The average real dollar wage hasn’t been keeping pace with productivity or the cost of living in 32 years . . .
Americans cannot save a dime of their earnings because they have too much month at the end of the money . . .
This year breaks the longest extended period of low top marginal tax rates on the wealthy this century; which, by the way, resulted in the weakest 10 year period of job creation since that statistic's been measured, along with the worst chasm of wealth inequality between the have-too-littles and the have-way-too-damned-muches . . .
Debt and deficits somehow don’t matter when Republicans want to borrow and waste, but any notion of economic repair via spending/influx by a Democratic administration results in fictional cliffs, ceilings and (insert cute prefix here)pocalypses . . .
Back in 1969, an average house cost 1.5 to 2 times as much as an average household income. Now, it’s nearly 3-5 times as much . . .
Corporate America’s response to average Americans getting even one crumb speck of a break in their fiscal situations is to raise prices on everything . . .

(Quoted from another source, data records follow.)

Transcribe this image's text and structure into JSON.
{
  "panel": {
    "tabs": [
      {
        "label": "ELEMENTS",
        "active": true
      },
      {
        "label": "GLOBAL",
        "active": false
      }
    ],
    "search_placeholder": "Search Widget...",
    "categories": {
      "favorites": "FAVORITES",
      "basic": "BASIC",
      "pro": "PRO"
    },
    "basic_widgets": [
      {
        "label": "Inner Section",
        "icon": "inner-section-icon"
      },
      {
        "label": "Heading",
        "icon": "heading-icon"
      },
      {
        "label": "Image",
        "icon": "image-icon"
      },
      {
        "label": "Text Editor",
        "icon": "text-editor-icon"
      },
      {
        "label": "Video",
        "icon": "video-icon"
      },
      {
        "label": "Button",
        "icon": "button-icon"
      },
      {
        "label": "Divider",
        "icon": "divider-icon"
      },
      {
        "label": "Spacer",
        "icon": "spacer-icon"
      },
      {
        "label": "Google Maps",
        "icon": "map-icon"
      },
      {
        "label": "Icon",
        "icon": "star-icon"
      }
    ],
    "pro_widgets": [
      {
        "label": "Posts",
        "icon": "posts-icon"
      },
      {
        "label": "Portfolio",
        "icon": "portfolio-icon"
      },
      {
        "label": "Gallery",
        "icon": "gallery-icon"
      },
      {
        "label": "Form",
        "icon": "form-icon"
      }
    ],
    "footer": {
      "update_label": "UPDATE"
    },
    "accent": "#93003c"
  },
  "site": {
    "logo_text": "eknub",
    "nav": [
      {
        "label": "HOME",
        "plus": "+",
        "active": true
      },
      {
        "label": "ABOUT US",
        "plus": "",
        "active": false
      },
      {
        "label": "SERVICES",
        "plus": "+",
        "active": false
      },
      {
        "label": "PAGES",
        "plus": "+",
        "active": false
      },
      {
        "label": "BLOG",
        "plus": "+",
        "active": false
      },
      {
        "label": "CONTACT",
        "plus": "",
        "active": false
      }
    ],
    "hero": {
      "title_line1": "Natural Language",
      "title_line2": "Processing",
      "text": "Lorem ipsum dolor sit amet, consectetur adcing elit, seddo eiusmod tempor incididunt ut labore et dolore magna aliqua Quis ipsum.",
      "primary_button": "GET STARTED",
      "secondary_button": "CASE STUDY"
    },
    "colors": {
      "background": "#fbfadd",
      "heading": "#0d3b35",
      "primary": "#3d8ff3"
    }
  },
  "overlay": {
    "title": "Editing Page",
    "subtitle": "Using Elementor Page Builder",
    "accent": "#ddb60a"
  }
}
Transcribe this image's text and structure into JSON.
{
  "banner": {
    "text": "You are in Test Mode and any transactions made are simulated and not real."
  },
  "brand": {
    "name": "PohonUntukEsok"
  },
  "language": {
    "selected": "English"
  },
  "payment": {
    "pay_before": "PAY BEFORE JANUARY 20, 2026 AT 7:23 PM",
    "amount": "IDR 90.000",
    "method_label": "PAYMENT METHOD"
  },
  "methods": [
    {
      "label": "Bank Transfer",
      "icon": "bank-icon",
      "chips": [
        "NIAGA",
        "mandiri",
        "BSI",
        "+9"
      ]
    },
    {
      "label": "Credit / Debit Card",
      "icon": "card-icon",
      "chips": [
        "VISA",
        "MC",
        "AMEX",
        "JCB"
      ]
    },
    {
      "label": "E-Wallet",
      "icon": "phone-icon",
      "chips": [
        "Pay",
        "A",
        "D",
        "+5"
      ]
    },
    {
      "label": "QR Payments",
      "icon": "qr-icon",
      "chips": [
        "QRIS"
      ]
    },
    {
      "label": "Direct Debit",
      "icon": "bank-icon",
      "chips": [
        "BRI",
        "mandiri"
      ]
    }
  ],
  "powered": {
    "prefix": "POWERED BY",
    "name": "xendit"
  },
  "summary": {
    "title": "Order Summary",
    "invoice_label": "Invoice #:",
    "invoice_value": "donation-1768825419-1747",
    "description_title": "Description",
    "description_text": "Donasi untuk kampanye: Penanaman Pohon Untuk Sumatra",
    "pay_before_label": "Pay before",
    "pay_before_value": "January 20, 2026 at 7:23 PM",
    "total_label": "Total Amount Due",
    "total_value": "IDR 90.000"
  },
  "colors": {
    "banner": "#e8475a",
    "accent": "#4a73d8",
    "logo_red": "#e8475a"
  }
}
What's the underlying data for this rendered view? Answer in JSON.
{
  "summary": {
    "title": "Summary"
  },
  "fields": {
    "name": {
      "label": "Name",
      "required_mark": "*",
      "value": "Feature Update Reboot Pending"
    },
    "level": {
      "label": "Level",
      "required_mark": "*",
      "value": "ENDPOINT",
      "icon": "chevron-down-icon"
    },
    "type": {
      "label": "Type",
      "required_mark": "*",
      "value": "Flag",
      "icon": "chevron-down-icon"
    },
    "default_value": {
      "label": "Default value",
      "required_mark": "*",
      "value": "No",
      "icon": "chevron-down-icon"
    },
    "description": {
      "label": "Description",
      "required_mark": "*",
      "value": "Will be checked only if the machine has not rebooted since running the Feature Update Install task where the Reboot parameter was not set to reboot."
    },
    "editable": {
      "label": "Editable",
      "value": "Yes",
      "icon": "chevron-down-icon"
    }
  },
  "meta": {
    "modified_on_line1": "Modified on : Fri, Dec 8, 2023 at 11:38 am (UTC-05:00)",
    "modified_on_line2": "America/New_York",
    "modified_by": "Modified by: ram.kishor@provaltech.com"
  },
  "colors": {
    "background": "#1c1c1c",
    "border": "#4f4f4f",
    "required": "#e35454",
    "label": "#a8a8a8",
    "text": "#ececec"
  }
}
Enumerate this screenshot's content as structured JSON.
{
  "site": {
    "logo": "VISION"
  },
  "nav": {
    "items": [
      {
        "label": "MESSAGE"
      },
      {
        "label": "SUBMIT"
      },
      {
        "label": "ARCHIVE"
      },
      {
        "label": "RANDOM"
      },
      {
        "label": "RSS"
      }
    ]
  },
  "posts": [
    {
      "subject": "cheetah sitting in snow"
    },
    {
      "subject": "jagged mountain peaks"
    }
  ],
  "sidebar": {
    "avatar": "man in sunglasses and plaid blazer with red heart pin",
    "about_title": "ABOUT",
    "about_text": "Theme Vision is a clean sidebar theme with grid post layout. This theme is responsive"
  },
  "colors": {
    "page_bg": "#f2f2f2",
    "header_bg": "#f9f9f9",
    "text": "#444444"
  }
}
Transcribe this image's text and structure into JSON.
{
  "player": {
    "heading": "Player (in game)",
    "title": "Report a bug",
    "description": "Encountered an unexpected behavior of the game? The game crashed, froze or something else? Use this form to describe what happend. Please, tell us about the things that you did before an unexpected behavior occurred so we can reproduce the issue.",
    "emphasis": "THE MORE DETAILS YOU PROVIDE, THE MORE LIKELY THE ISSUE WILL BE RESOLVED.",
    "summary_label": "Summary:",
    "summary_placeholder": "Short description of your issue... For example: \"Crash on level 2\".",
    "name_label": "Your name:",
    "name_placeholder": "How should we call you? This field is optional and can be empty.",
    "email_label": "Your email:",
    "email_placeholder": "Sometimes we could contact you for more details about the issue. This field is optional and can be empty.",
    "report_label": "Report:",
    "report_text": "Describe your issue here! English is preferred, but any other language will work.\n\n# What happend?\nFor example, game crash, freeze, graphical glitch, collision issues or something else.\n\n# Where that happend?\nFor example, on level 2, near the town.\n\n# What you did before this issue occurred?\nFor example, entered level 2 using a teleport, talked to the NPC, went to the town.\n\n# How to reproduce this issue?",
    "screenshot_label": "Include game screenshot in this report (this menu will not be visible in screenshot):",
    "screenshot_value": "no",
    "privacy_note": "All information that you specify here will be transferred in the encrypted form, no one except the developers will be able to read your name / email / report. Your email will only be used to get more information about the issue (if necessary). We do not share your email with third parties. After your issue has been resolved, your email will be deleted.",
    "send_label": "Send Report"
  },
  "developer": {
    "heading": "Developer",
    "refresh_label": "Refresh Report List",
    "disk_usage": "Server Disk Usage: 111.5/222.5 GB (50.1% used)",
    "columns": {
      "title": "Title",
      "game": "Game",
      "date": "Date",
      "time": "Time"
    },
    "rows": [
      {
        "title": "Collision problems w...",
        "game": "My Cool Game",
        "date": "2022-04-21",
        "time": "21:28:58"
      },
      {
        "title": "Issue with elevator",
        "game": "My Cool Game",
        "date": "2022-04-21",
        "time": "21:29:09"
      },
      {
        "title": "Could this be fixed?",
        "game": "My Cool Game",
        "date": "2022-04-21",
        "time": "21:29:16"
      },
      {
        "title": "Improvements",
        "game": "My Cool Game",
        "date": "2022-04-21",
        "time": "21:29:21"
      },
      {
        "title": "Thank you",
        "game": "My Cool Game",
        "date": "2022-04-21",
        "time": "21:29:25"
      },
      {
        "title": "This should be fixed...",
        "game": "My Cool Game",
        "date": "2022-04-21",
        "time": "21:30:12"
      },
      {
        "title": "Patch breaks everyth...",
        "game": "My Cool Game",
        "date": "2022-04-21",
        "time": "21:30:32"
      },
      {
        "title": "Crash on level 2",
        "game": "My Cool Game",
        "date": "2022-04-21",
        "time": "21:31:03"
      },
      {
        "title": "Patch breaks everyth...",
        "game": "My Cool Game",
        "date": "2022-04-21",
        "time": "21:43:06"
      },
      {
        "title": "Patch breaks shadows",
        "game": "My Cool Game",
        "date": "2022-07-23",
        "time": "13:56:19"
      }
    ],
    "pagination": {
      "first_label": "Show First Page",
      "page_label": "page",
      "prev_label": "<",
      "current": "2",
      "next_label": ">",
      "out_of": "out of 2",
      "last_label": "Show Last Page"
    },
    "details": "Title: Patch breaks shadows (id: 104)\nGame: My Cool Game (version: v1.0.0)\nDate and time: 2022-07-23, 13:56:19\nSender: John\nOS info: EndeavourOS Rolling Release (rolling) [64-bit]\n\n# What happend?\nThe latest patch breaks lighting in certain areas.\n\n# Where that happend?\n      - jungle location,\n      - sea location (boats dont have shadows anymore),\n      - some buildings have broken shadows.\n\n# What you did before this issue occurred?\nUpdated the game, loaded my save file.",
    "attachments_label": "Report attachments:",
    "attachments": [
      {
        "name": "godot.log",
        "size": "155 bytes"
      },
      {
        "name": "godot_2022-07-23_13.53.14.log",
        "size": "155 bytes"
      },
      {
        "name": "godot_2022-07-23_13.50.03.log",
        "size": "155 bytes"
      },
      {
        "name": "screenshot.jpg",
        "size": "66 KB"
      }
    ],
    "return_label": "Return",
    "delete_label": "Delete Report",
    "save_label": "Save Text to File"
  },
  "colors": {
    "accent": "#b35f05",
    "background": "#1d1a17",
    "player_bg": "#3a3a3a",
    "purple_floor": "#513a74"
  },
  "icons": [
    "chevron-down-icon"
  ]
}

We’re expected to fund our educations, our job training, our child care, our health care, our life/auto/home insurance, our retirements, our deaths and our accidents, all while somehow paying for our necessities, which are killing us . . .
Men with 9-to-11-figure net worths and their own planes can somehow spare nearly a half a billion dollars to influence a presidential election but finger-wag heavily at any suggestion of economic fairness towards their workers, stating it will stifle profit, competition and shareholder value . . .
Corporate America will lobby and propagandize the American public on an austerity-stained, faith-based trickle-down model of wealth transfer, when they don’t even practice any such nonsense in their own businesses. . .
Corporate America wants you to continually buy, but doesn’t want to hire you or raise your wage so you can buy . . .
Corporate America expects you to supply them with perpetual productivity and profit, but doesn’t want to give up even one red cent of the spoils when they get it . . .
Corporate America can now get Mom and Dad for the same relative wage as they used to get Mom OR Dad, and both Mom and Dad are now working longer average hours than their 1970s counterparts. To make matters worse, their newly-college-degreed kids live with them and can’t find work because the unable-to-retire Grandparents either have to stay at their jobs until they’re slopped on the gurney or have to take even the entry-level fall-back service jobs so they can eat and get medicine . . .
Still, the volume of miserable tales about Dish is impressive; 346 former or current employees had taken the time to write not-so-nice things about the company. On a scale of 1 to 5, they ranked their company an average of 2.2, beating Dillard’s (DDS) and RadioShack (RSH) for the spot at the bottom.
The most common complaints were long hours, lack of paid holidays, and way too much mandatory overtime. Some posts suggest that merely setting foot in Dish’s headquarters is a danger to the soul. “Quit” was the recommendation to one Dish employee who sought management advice. “You’re part of a poisonous environment … go find a job where you can use your talents for good rather than evil.” The roundup noted one other thing: The share price was up more than 30 percent for most of the year.
Ergen founded Dish more than 30 years ago, installing satellite systems with partner Jim DeFranco. Dish is now the second-largest satellite TV provider in the U.S., with 26,000 employees. Ergen, according to the Bloomberg Billionaires Index, has an estimated net worth of $11 billion. That puts him among the world’s richest men and makes him one of America’s greatest entrepreneurial success stories. He’s also a living rebuke to a library of management textbooks that suggest fostering happy, self-actualized employees in a transparent environment of trust and communal effort is the path to wealth.
Judianne Atencio left Dish not long after. As head of communications for a decade, she had witnessed some of the company’s biggest triumphs, including the successful launch of its satellites and the signing of its 10 millionth subscriber. She had also been around for some of its most crushing defeats, such as Murdoch’s last-minute cancellation of a planned merger and the federal government’s denial of another with competitor DirecTV.
“I didn’t have a life for 10 years,” she says. “I couldn’t even have a dog.” There were times when Ergen screamed so loud at Atencio that she packed up her stuff and had to be persuaded in the parking lot to return to work by an apologetic board member. A friend who had worked in the White House even tried to comfort her by saying, “Charlie’s like Clinton—he only screams at the ones he cares about.”
Charlie Ergen is not the solution. "Charlie Ergen" is the problem.